Supplied data:

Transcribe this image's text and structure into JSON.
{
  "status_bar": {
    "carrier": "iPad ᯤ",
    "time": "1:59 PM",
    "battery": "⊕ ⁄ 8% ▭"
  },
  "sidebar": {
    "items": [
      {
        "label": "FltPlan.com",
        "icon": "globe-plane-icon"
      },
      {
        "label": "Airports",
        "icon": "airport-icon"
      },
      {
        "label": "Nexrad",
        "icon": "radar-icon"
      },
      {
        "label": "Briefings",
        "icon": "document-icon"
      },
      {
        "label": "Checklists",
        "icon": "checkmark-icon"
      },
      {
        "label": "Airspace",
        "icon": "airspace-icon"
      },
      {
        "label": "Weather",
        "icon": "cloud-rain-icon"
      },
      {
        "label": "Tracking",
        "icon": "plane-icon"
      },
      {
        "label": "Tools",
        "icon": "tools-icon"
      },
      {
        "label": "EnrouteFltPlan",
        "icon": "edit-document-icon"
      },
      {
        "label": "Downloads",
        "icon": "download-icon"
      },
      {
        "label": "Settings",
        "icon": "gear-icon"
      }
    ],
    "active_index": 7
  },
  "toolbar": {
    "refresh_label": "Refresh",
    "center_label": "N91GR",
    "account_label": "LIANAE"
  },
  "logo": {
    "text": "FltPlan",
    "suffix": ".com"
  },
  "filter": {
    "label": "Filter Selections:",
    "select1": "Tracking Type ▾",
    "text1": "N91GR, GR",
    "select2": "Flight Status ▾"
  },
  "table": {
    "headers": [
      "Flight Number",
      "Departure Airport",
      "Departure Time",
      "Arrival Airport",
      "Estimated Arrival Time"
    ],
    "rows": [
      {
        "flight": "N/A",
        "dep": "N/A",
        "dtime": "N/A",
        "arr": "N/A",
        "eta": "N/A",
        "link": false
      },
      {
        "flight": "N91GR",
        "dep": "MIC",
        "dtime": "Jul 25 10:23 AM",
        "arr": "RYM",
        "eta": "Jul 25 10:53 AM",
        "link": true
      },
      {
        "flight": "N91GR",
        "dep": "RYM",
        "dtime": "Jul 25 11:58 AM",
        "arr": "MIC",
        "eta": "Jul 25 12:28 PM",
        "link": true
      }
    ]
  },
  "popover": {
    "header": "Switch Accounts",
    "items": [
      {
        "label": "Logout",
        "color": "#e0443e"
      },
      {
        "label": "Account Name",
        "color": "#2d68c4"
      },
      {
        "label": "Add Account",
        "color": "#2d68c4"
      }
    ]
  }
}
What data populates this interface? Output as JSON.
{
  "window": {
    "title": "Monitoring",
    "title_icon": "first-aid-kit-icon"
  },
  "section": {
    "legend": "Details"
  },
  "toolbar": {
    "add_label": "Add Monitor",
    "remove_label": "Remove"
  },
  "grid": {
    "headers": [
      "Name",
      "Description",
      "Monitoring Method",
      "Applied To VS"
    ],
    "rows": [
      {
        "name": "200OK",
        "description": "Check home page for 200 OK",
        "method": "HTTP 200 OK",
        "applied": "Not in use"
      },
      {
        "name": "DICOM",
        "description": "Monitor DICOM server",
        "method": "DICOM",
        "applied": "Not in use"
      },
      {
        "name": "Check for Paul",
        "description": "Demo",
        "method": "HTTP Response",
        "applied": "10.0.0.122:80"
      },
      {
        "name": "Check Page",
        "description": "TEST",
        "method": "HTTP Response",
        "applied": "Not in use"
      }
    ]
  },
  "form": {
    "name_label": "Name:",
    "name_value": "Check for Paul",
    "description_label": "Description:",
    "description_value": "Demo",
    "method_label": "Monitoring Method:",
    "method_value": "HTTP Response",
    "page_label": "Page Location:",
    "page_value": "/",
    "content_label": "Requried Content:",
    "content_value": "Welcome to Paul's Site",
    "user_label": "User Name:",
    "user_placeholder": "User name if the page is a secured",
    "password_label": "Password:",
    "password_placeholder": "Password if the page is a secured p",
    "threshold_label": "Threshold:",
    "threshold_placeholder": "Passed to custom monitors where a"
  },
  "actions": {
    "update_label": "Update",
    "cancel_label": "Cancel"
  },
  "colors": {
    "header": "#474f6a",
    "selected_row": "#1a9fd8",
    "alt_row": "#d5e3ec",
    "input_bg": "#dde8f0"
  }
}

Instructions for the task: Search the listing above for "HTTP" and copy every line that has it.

Solved problem:
        "method": "HTTP 200 OK",
        "method": "HTTP Response",
        "method": "HTTP Response",
    "method_value": "HTTP Response",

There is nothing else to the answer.